The first volunteer guardian ad litem program serving abused and neglected children was organized in 1977 in King County, Seattle, Washington. In the following years, word of the success of the King County Program spread like wildfire and similar programs were begun across the United States.
Because some statutes required the guardian ad litem to be an attorney, the term CASA (Court Appointed Special Advocate) was coined to denote volunteers from the local community who had been thoroughly screened and trained to serve as advocates for children involved in Court proceedings.
In 1982, the National Court Appointed Special Advocate Association, Inc. (NCASAA) was established to serve as an umbrella organization for the growing number of programs across the country. NCASAA provides information networks, technical assistance, research, training and hosts an annual national conference. Membership in NCASAA is open to programs and individuals throughout the United States.
By the end of 2014, 949 CASA/GAL programs existed across the country. Over half (61%) of the programs are independent non-profit organizations; 16% are part of a non-profit umbrella agency; 21% are part of a state or county agency; and 2% have some other administrative structure.

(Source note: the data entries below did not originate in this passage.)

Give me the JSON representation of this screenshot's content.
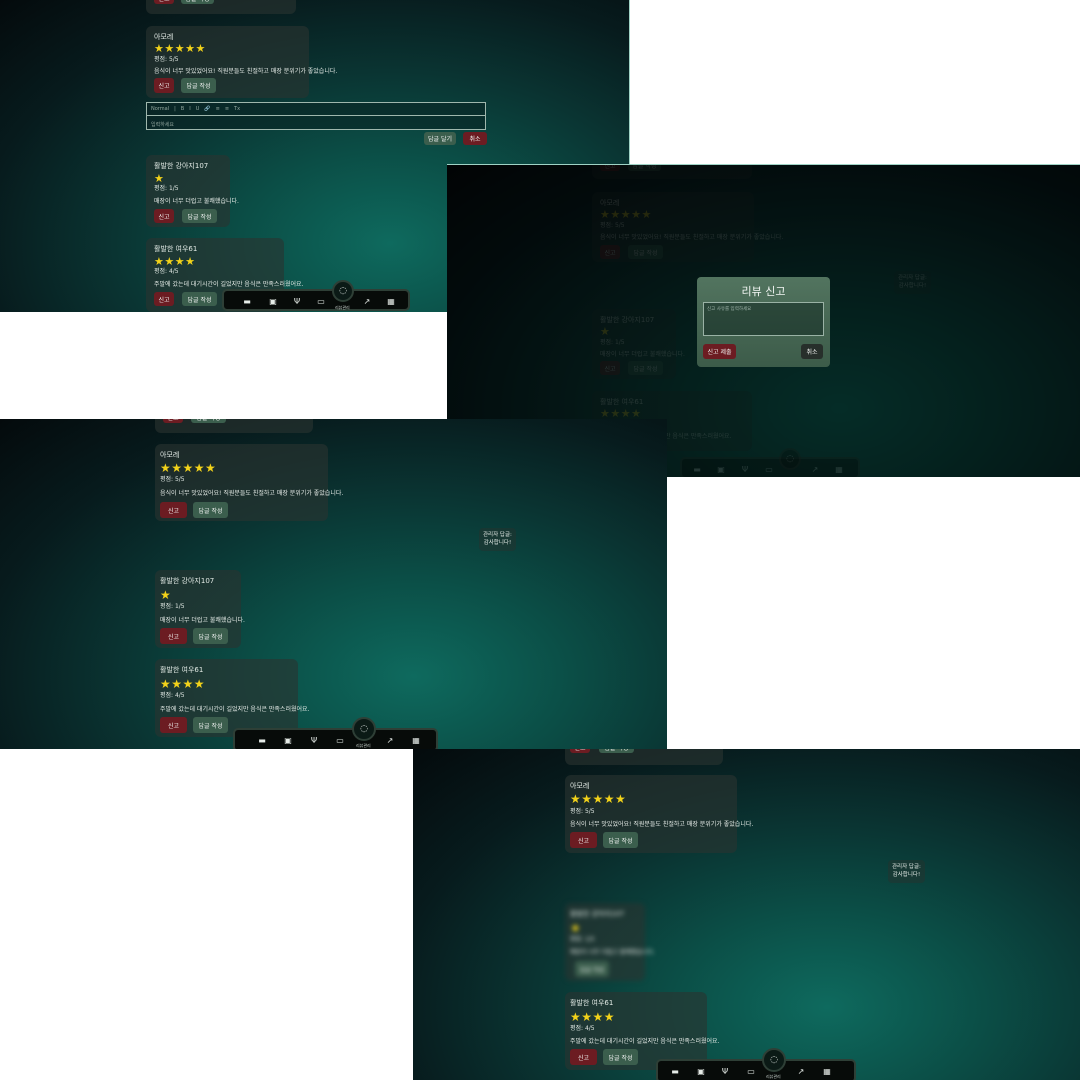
{
  "reviews": {
    "review1": {
      "nickname": "아모레",
      "stars": "★★★★★",
      "rating": "평점: 5/5",
      "text": "음식이 너무 맛있었어요! 직원분들도 친절하고 매장 분위기가 좋았습니다."
    },
    "review2": {
      "nickname": "활발한 강아지107",
      "stars": "★",
      "rating": "평점: 1/5",
      "text": "매장이 너무 더럽고 불쾌했습니다."
    },
    "review3": {
      "nickname": "활발한 여우61",
      "stars": "★★★★",
      "rating": "평점: 4/5",
      "text": "주말에 갔는데 대기시간이 길었지만 음식은 만족스러웠어요."
    }
  },
  "buttons": {
    "report": "신고",
    "reply": "답글 작성",
    "submit_reply": "답글 달기",
    "cancel": "취소"
  },
  "editor": {
    "format": "Normal",
    "toolbar_glyphs": [
      "B",
      "I",
      "U",
      "🔗",
      "≡",
      "≡",
      "Tx"
    ],
    "placeholder": "입력하세요"
  },
  "reply_box": {
    "label": "관리자 답글:",
    "text": "감사합니다!"
  },
  "report_modal": {
    "title": "리뷰 신고",
    "placeholder": "신고 사유를 입력하세요",
    "submit": "신고 제출",
    "cancel": "취소"
  },
  "nav": {
    "items": [
      "store-icon",
      "id-card-icon",
      "utensils-icon",
      "menu-board-icon",
      "chat-icon",
      "chart-icon",
      "calendar-icon"
    ],
    "active_label": "리뷰관리"
  }
}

Some 76,327 men and women, CASA volunteers, provided 6 million hours to making a lifelong difference in the lives of an estimated 251,165 abused/neglected children.